DIRECTIONS FOR THIS TASK: Give the count of lines in the entries below that contain the string "JSON", and only that count.

EXERCISE MATERIAL:
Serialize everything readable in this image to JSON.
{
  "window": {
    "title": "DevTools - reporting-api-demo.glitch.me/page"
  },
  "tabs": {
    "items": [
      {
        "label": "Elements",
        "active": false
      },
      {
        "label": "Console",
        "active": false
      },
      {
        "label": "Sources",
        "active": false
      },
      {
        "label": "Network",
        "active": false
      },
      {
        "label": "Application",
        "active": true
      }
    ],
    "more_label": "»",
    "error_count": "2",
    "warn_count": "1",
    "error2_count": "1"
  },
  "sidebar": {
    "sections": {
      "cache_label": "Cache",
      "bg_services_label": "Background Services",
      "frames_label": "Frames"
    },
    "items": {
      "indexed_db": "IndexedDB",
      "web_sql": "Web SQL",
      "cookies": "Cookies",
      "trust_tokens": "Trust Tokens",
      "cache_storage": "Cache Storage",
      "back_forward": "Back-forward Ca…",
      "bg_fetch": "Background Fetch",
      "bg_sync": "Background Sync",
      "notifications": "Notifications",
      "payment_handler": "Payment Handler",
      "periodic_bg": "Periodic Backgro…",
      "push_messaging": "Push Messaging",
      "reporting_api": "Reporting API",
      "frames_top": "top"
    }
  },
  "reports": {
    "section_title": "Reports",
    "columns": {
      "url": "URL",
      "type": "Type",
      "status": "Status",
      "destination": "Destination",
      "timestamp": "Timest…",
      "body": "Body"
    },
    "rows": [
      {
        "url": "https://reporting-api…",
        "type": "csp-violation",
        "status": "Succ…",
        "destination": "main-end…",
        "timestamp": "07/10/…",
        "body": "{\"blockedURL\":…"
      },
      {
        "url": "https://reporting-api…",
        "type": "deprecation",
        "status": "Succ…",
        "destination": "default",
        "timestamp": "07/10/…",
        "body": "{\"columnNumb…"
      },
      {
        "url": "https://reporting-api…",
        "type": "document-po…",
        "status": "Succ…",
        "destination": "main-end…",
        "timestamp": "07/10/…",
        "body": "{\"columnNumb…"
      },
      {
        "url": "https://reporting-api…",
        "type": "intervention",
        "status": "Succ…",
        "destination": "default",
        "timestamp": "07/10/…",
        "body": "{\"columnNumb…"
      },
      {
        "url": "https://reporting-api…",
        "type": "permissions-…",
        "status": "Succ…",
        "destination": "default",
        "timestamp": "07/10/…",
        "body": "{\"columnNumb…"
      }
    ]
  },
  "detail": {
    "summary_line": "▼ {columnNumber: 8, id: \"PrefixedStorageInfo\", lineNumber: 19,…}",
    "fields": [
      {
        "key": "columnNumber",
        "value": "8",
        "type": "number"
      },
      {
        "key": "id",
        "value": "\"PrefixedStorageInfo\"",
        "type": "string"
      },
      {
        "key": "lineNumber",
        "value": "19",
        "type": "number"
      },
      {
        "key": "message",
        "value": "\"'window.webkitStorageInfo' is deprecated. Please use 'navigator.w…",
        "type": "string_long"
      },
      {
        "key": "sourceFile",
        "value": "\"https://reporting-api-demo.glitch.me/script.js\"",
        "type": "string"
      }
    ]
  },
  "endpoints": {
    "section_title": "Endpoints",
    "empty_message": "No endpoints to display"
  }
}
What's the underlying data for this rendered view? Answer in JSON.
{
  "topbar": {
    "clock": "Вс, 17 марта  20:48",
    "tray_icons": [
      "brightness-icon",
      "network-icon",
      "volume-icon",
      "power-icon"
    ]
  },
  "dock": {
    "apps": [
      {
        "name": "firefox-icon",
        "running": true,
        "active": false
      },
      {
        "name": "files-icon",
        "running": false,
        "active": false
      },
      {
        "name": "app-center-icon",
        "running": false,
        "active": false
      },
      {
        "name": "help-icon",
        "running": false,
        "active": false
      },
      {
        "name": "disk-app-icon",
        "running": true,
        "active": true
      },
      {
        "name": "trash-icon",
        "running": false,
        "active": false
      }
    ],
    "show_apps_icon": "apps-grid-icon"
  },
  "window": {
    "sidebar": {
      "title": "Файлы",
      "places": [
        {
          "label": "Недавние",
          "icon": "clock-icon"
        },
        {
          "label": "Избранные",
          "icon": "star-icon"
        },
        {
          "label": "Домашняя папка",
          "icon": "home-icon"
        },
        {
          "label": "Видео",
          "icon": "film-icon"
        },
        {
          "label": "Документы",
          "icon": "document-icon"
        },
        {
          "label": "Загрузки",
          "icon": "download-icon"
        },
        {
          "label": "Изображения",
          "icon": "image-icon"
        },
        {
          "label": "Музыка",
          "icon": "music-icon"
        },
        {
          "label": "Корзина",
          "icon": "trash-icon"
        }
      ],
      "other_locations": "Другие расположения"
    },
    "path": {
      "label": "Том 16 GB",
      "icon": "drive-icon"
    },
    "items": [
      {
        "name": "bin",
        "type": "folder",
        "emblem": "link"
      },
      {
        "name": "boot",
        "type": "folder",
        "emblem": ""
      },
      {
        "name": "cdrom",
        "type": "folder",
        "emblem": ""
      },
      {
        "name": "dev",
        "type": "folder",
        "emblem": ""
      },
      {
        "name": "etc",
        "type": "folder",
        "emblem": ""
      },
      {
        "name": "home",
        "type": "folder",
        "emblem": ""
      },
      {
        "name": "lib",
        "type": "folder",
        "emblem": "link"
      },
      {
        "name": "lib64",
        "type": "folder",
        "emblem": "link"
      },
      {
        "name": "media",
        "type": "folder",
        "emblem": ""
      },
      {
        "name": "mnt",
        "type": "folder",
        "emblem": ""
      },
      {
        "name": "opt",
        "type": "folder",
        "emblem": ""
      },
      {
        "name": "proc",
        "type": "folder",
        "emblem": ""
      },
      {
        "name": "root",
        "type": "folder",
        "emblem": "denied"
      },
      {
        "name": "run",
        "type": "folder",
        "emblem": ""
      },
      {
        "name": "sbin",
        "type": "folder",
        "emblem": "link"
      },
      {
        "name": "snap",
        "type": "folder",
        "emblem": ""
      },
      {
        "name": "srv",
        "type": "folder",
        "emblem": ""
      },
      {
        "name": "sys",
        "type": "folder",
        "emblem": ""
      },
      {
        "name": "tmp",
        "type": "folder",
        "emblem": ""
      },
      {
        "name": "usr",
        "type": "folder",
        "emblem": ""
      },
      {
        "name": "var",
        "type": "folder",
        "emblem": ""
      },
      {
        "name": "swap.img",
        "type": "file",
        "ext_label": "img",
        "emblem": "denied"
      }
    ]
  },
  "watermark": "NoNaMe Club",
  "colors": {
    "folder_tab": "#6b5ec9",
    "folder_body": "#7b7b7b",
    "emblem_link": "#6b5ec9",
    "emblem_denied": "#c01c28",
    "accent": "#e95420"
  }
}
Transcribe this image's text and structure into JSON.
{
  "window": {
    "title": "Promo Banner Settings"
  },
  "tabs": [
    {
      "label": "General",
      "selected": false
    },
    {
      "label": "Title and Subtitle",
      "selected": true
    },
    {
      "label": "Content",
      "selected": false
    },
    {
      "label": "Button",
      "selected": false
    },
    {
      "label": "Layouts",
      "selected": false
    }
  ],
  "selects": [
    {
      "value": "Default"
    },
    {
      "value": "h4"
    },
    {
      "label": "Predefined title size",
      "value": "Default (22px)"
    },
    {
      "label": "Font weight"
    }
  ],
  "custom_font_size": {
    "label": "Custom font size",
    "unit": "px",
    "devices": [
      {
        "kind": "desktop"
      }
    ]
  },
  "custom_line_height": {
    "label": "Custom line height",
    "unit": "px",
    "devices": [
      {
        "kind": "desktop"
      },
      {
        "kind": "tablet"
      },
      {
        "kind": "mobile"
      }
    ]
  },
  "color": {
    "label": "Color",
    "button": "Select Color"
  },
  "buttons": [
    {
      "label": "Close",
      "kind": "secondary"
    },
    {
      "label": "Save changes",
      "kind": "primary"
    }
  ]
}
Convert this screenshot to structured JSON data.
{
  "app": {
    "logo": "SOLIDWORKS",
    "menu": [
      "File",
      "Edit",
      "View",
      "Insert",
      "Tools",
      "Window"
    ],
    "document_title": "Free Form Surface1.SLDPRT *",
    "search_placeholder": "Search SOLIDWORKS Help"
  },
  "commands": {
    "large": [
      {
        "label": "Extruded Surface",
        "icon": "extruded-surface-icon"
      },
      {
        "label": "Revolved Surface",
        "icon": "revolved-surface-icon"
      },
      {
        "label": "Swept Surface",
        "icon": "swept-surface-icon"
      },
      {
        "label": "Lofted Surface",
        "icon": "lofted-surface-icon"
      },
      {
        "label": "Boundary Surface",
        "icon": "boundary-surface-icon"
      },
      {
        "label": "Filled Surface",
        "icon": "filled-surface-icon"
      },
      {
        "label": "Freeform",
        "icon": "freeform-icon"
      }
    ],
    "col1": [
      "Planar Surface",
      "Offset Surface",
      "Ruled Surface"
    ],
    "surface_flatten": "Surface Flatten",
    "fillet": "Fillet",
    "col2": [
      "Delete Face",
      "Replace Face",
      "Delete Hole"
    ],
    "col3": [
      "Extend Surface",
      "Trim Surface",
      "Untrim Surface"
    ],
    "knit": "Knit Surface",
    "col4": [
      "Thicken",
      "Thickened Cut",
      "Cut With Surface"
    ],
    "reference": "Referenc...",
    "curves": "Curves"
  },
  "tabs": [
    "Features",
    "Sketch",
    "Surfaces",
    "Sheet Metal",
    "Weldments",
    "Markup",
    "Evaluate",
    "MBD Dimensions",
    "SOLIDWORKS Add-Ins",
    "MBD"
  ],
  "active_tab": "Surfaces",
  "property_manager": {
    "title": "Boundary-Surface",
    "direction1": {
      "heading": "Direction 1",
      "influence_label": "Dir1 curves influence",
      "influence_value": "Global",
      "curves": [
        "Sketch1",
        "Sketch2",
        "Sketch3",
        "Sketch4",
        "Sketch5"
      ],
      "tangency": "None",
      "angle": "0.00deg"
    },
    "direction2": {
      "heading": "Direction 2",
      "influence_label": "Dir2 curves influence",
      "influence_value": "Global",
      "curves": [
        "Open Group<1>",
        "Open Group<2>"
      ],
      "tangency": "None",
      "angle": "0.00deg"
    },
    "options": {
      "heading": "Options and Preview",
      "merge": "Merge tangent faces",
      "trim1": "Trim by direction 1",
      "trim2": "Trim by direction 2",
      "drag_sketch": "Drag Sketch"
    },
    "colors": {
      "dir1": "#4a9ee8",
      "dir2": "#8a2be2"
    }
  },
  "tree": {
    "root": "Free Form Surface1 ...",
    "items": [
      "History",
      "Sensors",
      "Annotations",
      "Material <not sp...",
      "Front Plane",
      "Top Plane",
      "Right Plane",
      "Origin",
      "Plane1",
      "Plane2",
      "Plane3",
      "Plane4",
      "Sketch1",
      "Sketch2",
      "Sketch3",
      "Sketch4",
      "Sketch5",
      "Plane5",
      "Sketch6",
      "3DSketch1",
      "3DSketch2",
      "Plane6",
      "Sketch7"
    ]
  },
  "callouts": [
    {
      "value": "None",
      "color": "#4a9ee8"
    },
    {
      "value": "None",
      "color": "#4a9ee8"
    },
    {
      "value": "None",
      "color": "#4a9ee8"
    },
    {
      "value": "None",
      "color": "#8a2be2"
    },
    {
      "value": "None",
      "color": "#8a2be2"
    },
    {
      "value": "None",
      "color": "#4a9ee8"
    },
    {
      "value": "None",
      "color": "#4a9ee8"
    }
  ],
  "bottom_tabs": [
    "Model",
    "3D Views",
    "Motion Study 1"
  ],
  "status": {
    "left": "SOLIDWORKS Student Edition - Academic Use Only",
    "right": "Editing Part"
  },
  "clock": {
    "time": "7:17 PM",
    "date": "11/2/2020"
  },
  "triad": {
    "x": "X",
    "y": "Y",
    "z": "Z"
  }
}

THE ANSWER: 4